May 15, 2008
This is a 5-month long series of blog posts that are the entries in my journals written on most evenings as I hiked the Appalachian Trail in 1993. The journal entry appears first — indented — and then any additional commentary from my 15-years-removed perspective follows.
5/10/93 — Sat.
We only made a bit over ten miles today, but had little choice since there is nowhere else to stay for about five miles. We are sharing the Muskrat Creek shelter with a Dan and a guy from California who has sort of been traveling with Troll (Troll ate lunch here and then moved on).
I have yet to see a good sunset, which is a little disappointing, but I’m sure i will at some point. Anyway, I was thinking about it today and tryin gto figure out why exactly I am so fond of sunsets. Part of it is the color — to watch an orange orb slip slowly down over the horizon, distorting itself in the process as if someone were pressing a giant orange down into a thick, viscous surface. But part of it, too, is what a sunset signifies. It is the end of the day, when today turns into tonight. The next time the sun appears, today will be yesterday, a thing of the past — history. "Today" stops at the horizon. And a sunset — what a way to bid farewell to a day! Sometimes, there is not much to it, but, oh man when there is…! A beautiful sunset means something special has happened that day: fighting has stopped, a baby is born, two lovers have gazed into each other’s eyes. These things happen every day, in some shape or form, but a beautiful sunset makes one aware .
Backpacking. Let’s talk. it can be made to sound so much like a pasttime [sic], but it is really more than that. The facts: a person carries on his back everything he needs. This includes: his house (including bathroom, kitchen, and bedroom), a water treatment plant, a doctor’s office, and a grocery store (in a more literal sense than common usage). After getting up in the morning, a backpacker dismantles his entire house, and carries it for 8-10 hours. Then, he has to build his kitchen, make his bed, and cook himself dinner before he can sleep. Well, it was a different way of looking at things.
P.S. We crossed the N.C.-GA line today
One of the careers I was mulling over when I started hiking was to be a professional writer — essayist, actually.
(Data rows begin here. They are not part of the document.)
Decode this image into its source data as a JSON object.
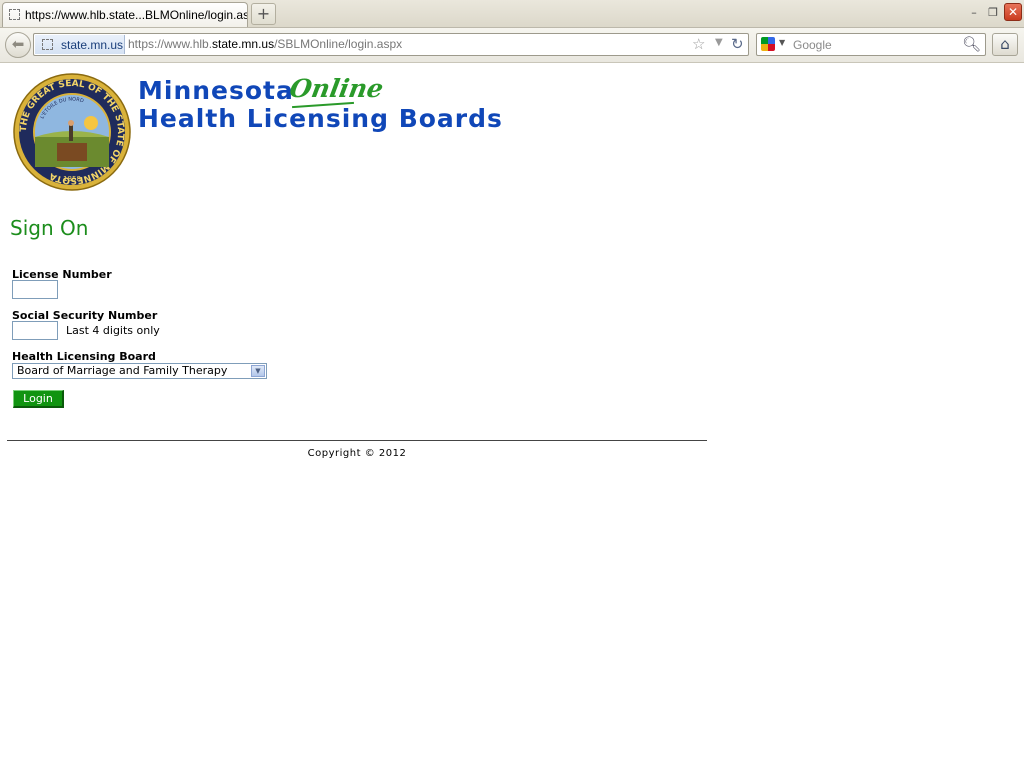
{
  "browser": {
    "tab_title": "https://www.hlb.state...BLMOnline/login.aspx",
    "new_tab_symbol": "+",
    "window_controls": {
      "minimize": "–",
      "restore": "❐",
      "close": "✕"
    },
    "site_identity": "state.mn.us",
    "url": {
      "prefix": "https://www.hlb.",
      "host": "state.mn.us",
      "path": "/SBLMOnline/login.aspx"
    },
    "search_placeholder": "Google",
    "icons": {
      "back": "back-arrow-icon",
      "star": "star-icon",
      "reload": "reload-icon",
      "search_go": "magnifier-icon",
      "home": "home-icon"
    }
  },
  "header": {
    "brand_line1": "Minnesota",
    "brand_online": "Online",
    "brand_line2": "Health Licensing Boards",
    "seal": {
      "outer_text": "THE GREAT SEAL OF THE STATE OF MINNESOTA",
      "motto": "L'ETOILE DU NORD",
      "year": "1858"
    },
    "colors": {
      "brand_blue": "#1047b8",
      "online_green": "#2a9a2a"
    }
  },
  "form": {
    "title": "Sign On",
    "license_label": "License Number",
    "license_value": "",
    "ssn_label": "Social Security Number",
    "ssn_value": "",
    "ssn_hint": "Last 4 digits only",
    "board_label": "Health Licensing Board",
    "board_selected": "Board of Marriage and Family Therapy",
    "login_label": "Login",
    "colors": {
      "title_green": "#1c8d1c",
      "button_green": "#109410"
    }
  },
  "footer": {
    "copyright": "Copyright © 2012"
  }
}
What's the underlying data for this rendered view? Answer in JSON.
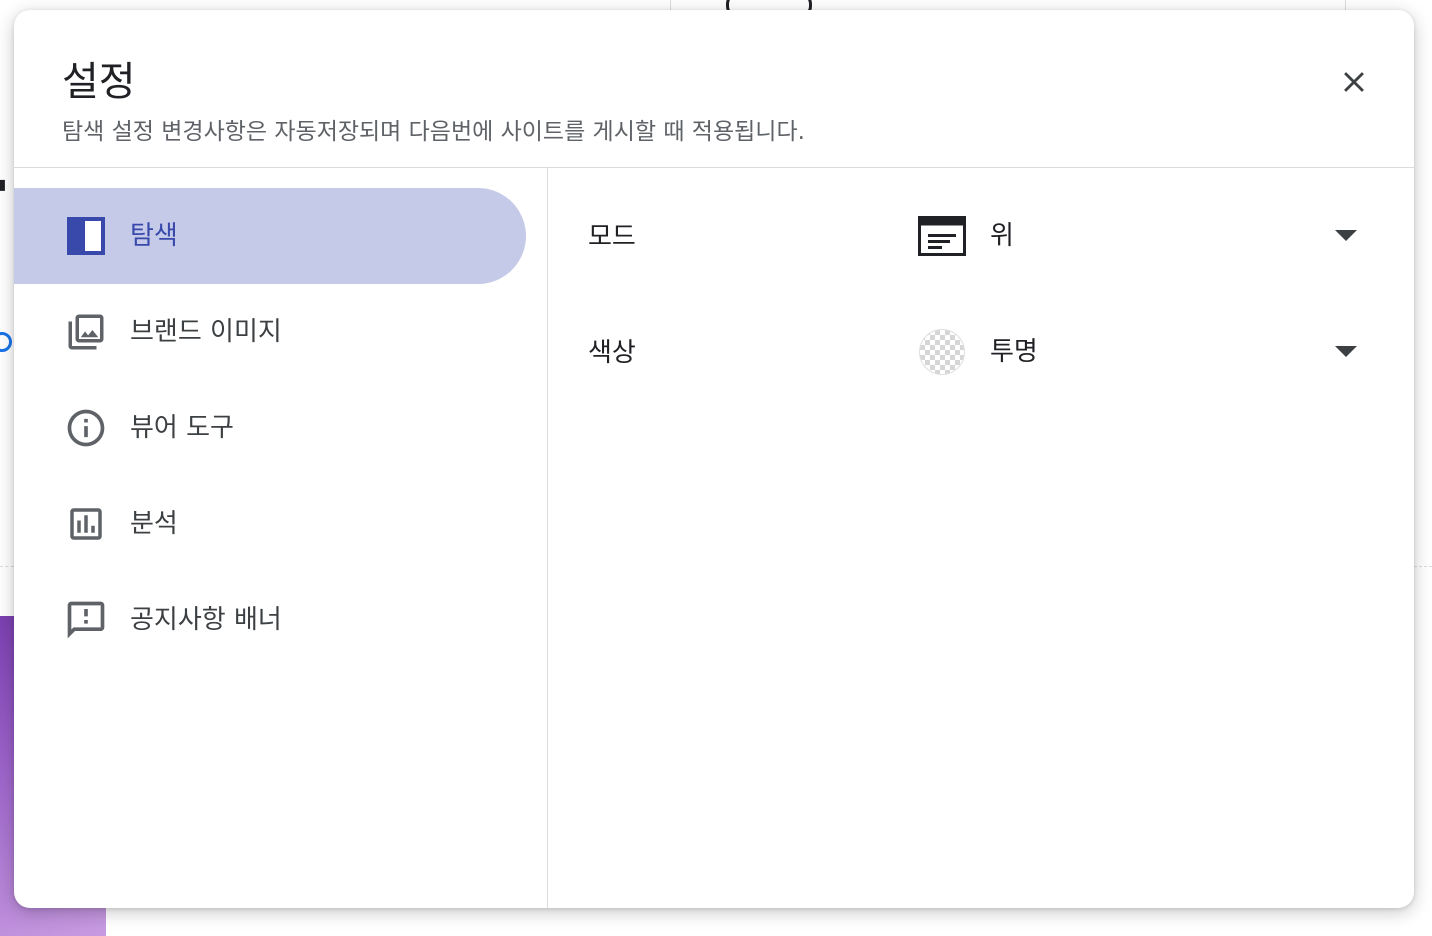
{
  "dialog": {
    "title": "설정",
    "subtitle": "탐색 설정 변경사항은 자동저장되며 다음번에 사이트를 게시할 때 적용됩니다.",
    "close_icon": "close-icon"
  },
  "sidebar": {
    "items": [
      {
        "label": "탐색",
        "icon": "navigation-panel-icon",
        "active": true
      },
      {
        "label": "브랜드 이미지",
        "icon": "photo-library-icon",
        "active": false
      },
      {
        "label": "뷰어 도구",
        "icon": "info-icon",
        "active": false
      },
      {
        "label": "분석",
        "icon": "bar-chart-icon",
        "active": false
      },
      {
        "label": "공지사항 배너",
        "icon": "feedback-icon",
        "active": false
      }
    ]
  },
  "settings": {
    "mode": {
      "label": "모드",
      "value": "위",
      "icon": "top-nav-layout-icon"
    },
    "color": {
      "label": "색상",
      "value": "투명",
      "icon": "transparent-swatch-icon"
    }
  },
  "colors": {
    "accent": "#3949ab",
    "active_bg": "#c5cae9",
    "text": "#202124",
    "secondary_text": "#5f6368",
    "divider": "#dadce0"
  }
}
I’d tried to garner some interest among several publications in support of my doing some writing from the trail, with no luck. Clearly, this was one of the evenings when I was "trying out" some things (one of the definitions of "essay" being "try out").